Do any lines in the data below contain "Precio"? If so, copy every one of them.
------------
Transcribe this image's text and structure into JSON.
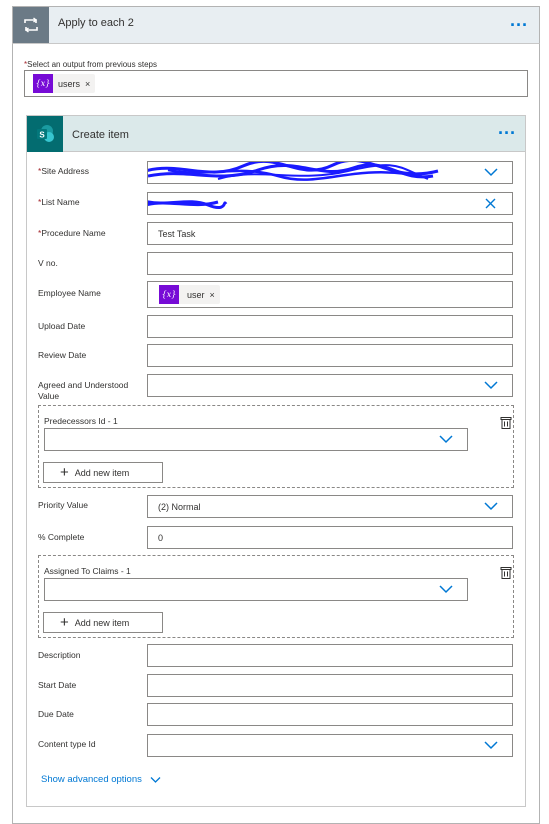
{
  "apply_each": {
    "title": "Apply to each 2",
    "more_icon": "ellipsis-icon",
    "select_label": "Select an output from previous steps",
    "required_mark": "*",
    "token": {
      "icon": "{x}",
      "label": "users",
      "remove": "×"
    }
  },
  "create_item": {
    "title": "Create item",
    "more_icon": "ellipsis-icon",
    "fields": {
      "site_address": {
        "label": "Site Address",
        "required": "*",
        "value": ""
      },
      "list_name": {
        "label": "List Name",
        "required": "*",
        "value": ""
      },
      "procedure_name": {
        "label": "Procedure Name",
        "required": "*",
        "value": "Test Task"
      },
      "v_no": {
        "label": "V no.",
        "value": ""
      },
      "employee_name": {
        "label": "Employee Name",
        "token": {
          "icon": "{x}",
          "label": "user",
          "remove": "×"
        }
      },
      "upload_date": {
        "label": "Upload Date",
        "value": ""
      },
      "review_date": {
        "label": "Review Date",
        "value": ""
      },
      "agreed_value": {
        "label_line1": "Agreed and Understood",
        "label_line2": "Value",
        "value": ""
      },
      "predecessors": {
        "label": "Predecessors Id - 1",
        "add_label": "Add new item"
      },
      "priority_value": {
        "label": "Priority Value",
        "value": "(2) Normal"
      },
      "percent_complete": {
        "label": "% Complete",
        "value": "0"
      },
      "assigned_to": {
        "label": "Assigned To Claims - 1",
        "add_label": "Add new item"
      },
      "description": {
        "label": "Description",
        "value": ""
      },
      "start_date": {
        "label": "Start Date",
        "value": ""
      },
      "due_date": {
        "label": "Due Date",
        "value": ""
      },
      "content_type_id": {
        "label": "Content type Id",
        "value": ""
      }
    },
    "advanced_label": "Show advanced options"
  },
  "colors": {
    "accent": "#0078d4",
    "loop_icon_bg": "#6b7a86",
    "sharepoint_bg": "#036c70",
    "token_purple": "#770bd6",
    "redaction_blue": "#1a1aff"
  }
}
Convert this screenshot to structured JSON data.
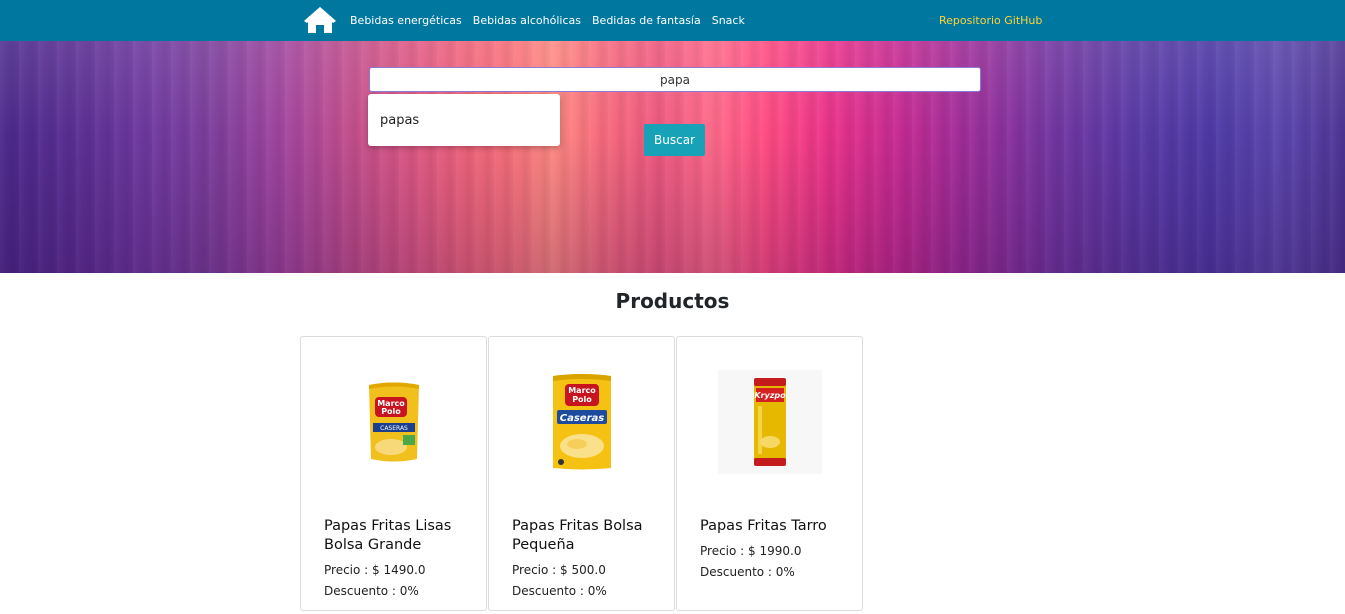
{
  "nav": {
    "home_icon": "home-icon",
    "links": [
      "Bebidas energéticas",
      "Bebidas alcohólicas",
      "Bedidas de fantasía",
      "Snack"
    ],
    "github_label": "Repositorio GitHub",
    "bg_color": "#00779e",
    "github_color": "#ffd43b"
  },
  "search": {
    "value": "papa",
    "suggestion": "papas",
    "button_label": "Buscar",
    "button_color": "#17a2b8"
  },
  "products": {
    "title": "Productos",
    "items": [
      {
        "name": "Papas Fritas Lisas Bolsa Grande",
        "price_label": "Precio : $ 1490.0",
        "discount_label": "Descuento : 0%",
        "image_icon": "marco-polo-chips-bag-icon"
      },
      {
        "name": "Papas Fritas Bolsa Pequeña",
        "price_label": "Precio : $ 500.0",
        "discount_label": "Descuento : 0%",
        "image_icon": "marco-polo-caseras-bag-icon"
      },
      {
        "name": "Papas Fritas Tarro",
        "price_label": "Precio : $ 1990.0",
        "discount_label": "Descuento : 0%",
        "image_icon": "kryzpo-can-icon"
      }
    ]
  }
}
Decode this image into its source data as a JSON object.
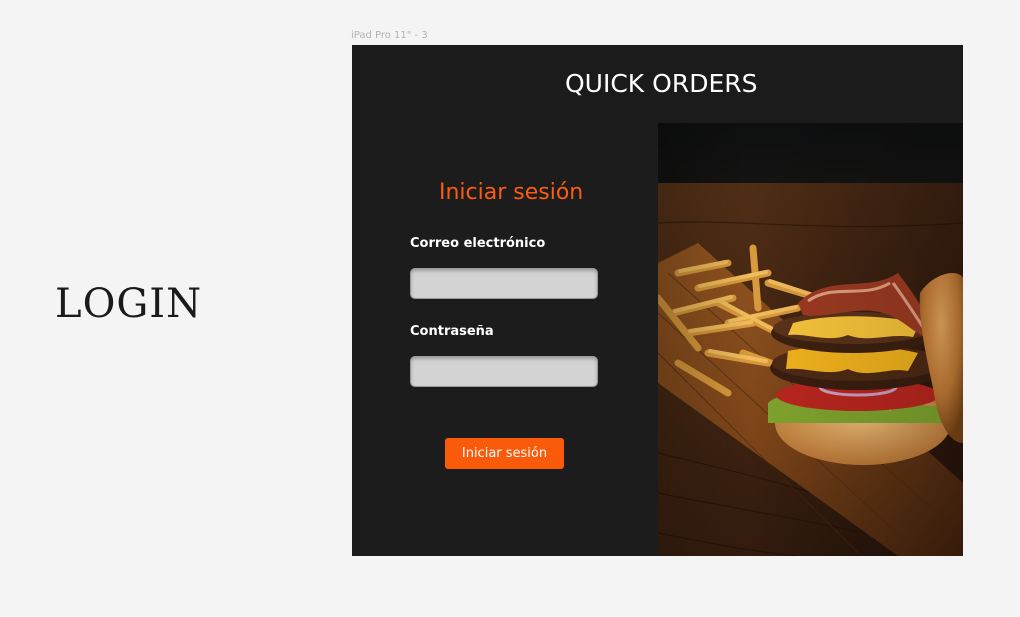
{
  "canvas": {
    "side_title": "LOGIN",
    "frame_label": "iPad Pro 11\" - 3"
  },
  "header": {
    "title": "QUICK ORDERS"
  },
  "form": {
    "title": "Iniciar sesión",
    "email_label": "Correo electrónico",
    "email_value": "",
    "password_label": "Contraseña",
    "password_value": "",
    "submit_label": "Iniciar sesión"
  },
  "colors": {
    "accent": "#fa5c12",
    "frame_bg": "#1c1c1c",
    "input_bg": "#d3d3d3"
  },
  "hero_image": {
    "subject": "burger-with-fries-photo"
  }
}
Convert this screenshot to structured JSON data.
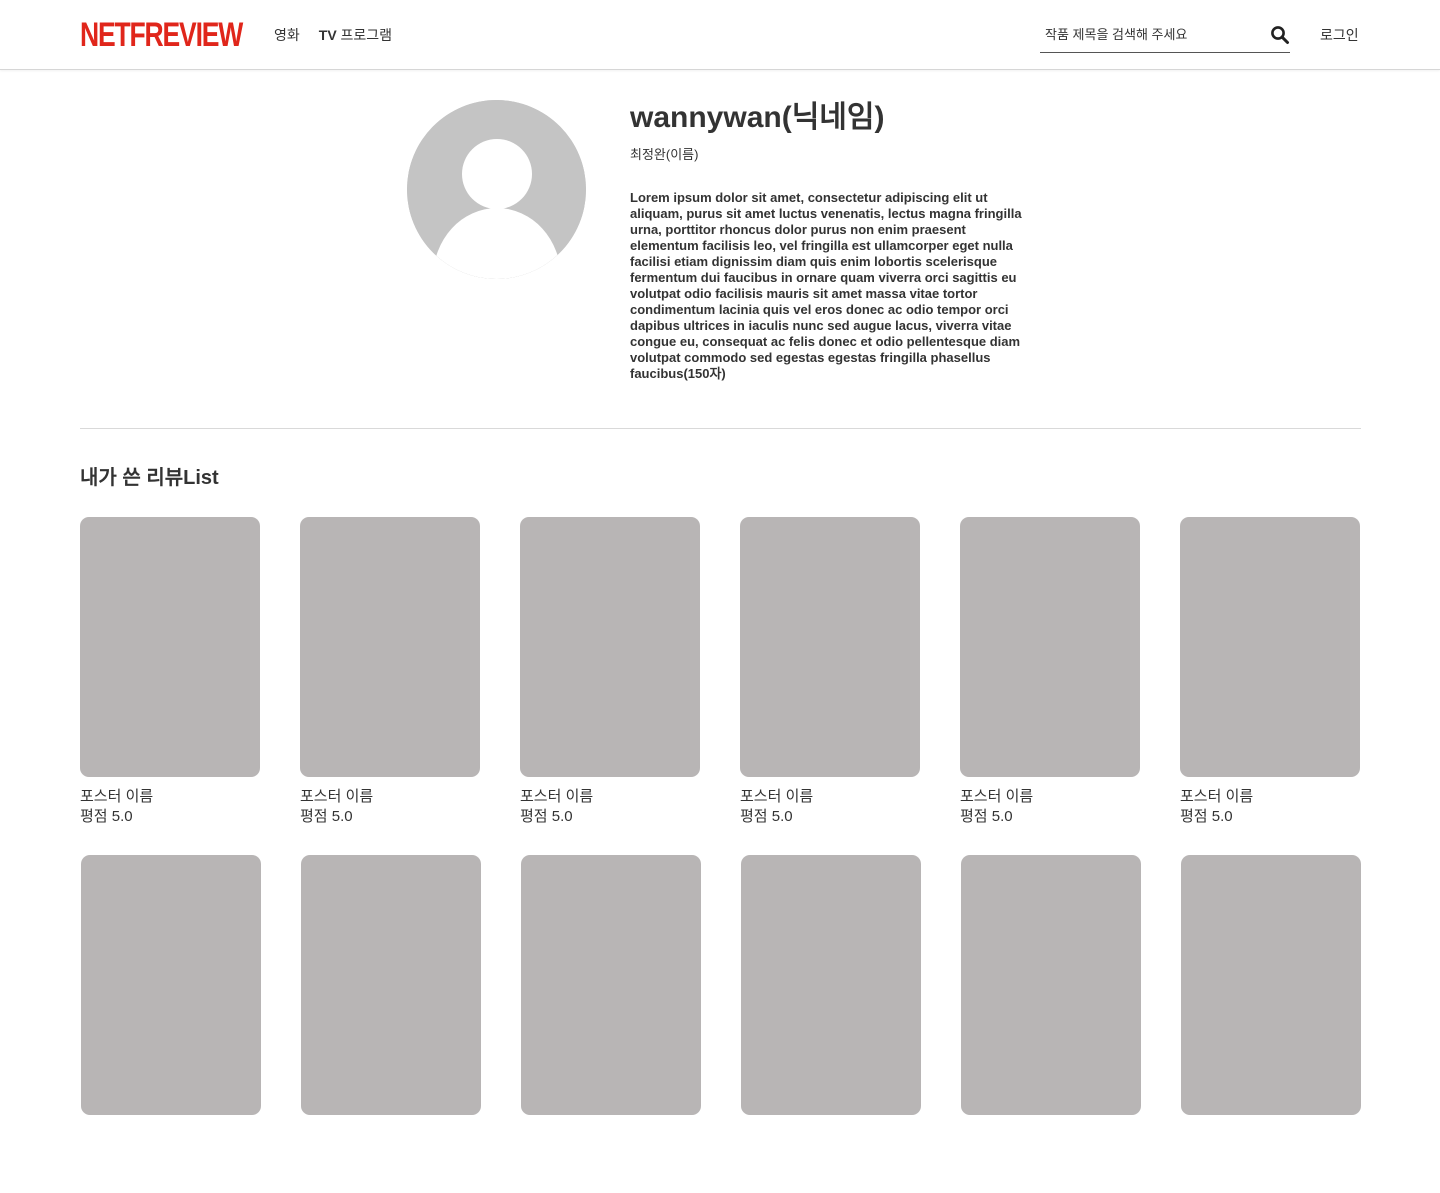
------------
*EXPECTED ANSWER:*
        "price_label": "Precio : $ 1490.0",
        "price_label": "Precio : $ 500.0",
        "price_label": "Precio : $ 1990.0",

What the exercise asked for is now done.